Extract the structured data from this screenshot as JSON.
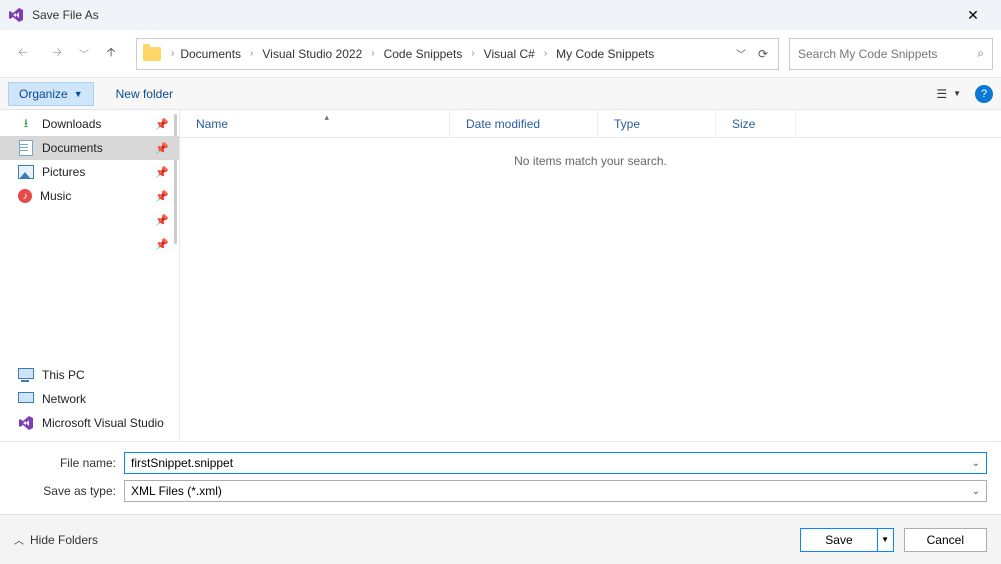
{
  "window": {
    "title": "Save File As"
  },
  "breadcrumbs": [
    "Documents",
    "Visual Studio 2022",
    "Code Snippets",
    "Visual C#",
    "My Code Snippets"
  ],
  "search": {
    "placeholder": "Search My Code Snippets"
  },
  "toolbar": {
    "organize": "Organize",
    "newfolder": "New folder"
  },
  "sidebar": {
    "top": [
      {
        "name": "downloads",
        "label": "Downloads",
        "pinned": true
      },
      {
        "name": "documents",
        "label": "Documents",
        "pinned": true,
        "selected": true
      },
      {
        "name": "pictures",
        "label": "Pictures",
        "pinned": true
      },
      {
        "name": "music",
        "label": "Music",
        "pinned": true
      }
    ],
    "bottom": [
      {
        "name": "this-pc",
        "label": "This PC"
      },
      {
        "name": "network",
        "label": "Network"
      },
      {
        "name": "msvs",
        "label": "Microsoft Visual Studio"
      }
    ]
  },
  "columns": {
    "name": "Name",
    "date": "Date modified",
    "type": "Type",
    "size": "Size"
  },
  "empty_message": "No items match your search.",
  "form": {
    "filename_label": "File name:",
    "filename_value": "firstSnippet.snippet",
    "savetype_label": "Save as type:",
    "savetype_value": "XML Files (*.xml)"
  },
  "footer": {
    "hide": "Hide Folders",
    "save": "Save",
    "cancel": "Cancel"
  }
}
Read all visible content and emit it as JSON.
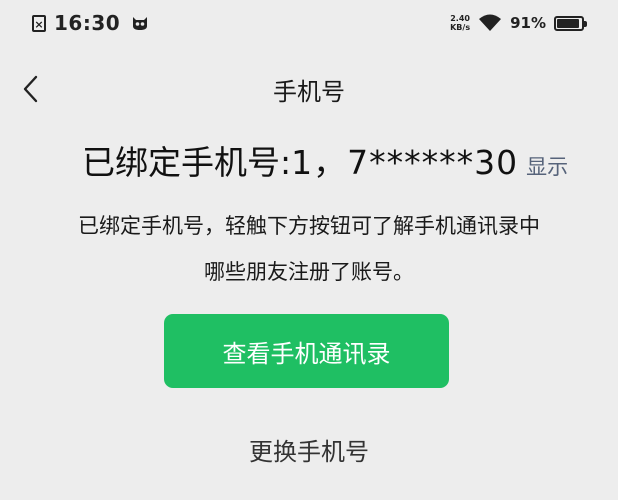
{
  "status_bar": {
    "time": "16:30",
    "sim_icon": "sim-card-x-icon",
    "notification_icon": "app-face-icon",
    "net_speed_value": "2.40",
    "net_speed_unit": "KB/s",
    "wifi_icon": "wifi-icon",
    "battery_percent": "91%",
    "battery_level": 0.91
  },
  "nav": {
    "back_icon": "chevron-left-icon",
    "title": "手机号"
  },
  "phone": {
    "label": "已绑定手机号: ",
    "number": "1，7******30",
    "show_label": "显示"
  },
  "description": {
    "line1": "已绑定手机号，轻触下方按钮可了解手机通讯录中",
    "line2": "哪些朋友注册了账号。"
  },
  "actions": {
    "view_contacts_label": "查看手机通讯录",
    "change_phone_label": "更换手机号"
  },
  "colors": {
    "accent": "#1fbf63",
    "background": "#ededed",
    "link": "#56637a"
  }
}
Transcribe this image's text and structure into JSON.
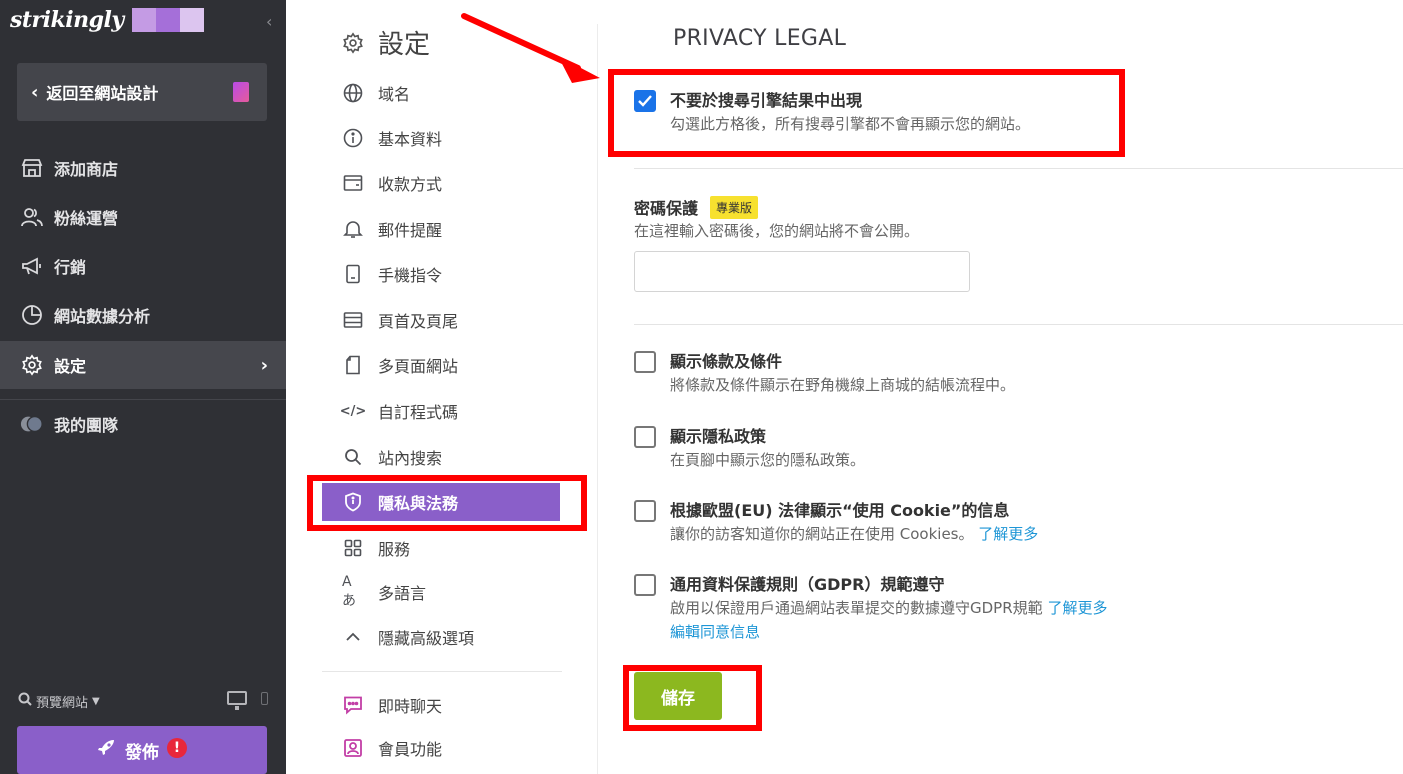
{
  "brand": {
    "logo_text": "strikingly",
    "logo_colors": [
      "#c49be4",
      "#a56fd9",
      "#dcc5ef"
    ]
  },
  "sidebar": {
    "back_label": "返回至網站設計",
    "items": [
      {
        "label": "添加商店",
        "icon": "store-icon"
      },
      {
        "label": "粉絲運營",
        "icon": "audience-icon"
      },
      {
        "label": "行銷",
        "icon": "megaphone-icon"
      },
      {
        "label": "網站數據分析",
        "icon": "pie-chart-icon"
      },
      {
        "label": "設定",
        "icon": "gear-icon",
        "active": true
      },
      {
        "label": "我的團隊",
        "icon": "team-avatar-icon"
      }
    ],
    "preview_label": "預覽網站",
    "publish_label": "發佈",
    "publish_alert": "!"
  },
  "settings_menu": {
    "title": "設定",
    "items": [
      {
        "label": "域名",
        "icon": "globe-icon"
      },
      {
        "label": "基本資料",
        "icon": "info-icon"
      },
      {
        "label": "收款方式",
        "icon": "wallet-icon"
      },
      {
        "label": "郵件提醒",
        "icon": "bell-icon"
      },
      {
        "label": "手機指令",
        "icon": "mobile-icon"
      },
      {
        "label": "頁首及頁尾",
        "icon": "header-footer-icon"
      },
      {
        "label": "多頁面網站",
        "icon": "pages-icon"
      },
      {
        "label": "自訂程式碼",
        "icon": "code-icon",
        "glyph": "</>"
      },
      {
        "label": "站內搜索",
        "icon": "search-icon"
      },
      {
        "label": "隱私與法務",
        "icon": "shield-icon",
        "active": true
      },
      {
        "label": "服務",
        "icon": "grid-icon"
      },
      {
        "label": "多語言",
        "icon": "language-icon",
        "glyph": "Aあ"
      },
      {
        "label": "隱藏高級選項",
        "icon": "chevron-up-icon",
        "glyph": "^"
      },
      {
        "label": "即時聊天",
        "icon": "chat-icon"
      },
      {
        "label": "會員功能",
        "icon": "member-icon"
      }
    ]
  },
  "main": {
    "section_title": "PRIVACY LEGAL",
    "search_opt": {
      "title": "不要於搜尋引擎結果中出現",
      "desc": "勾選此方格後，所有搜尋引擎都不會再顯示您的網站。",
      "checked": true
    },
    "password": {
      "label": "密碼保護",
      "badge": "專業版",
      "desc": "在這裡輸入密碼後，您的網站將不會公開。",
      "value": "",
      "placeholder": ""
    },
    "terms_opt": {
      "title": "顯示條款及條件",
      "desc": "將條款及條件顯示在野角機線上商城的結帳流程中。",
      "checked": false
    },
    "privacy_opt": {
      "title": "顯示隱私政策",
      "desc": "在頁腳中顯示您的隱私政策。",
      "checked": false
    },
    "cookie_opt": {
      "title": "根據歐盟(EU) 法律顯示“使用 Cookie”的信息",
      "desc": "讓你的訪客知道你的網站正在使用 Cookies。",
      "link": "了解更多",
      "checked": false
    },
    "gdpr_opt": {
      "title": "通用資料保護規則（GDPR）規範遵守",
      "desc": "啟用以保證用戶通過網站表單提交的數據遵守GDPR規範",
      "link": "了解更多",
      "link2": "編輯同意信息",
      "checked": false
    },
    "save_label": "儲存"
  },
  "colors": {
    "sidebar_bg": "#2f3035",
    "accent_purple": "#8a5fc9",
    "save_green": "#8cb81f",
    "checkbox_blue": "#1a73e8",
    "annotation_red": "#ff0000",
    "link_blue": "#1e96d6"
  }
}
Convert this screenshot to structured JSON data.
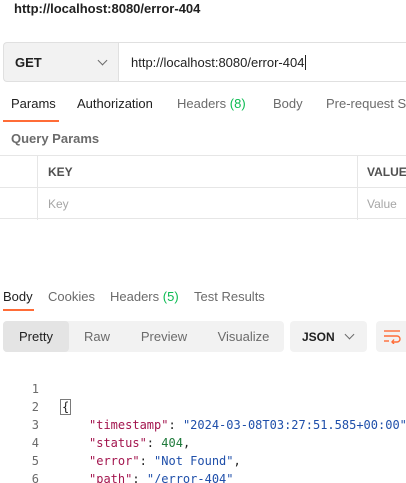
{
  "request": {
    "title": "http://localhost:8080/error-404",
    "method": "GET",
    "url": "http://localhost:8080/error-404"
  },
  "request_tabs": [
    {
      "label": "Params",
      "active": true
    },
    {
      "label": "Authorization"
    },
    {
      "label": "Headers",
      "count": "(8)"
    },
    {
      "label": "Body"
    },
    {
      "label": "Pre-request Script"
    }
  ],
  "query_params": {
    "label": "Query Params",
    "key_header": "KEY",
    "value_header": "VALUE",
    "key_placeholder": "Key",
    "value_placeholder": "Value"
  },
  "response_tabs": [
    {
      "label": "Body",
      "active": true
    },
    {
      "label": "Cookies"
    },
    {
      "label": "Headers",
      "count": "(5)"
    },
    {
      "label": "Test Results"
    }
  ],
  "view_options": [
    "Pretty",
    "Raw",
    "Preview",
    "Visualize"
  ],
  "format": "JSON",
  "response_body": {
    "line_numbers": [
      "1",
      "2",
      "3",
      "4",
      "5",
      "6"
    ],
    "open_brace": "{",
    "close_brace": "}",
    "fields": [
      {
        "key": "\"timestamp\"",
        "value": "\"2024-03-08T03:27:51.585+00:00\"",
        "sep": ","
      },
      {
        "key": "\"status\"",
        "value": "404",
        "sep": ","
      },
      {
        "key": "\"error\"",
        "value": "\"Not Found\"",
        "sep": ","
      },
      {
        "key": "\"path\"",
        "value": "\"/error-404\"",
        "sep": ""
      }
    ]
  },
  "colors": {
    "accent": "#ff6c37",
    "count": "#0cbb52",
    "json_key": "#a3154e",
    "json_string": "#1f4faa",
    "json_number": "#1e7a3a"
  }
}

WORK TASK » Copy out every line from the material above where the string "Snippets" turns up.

YOUR RESPONSE »
    "Code Snippets",
    "My Code Snippets"
    "placeholder": "Search My Code Snippets"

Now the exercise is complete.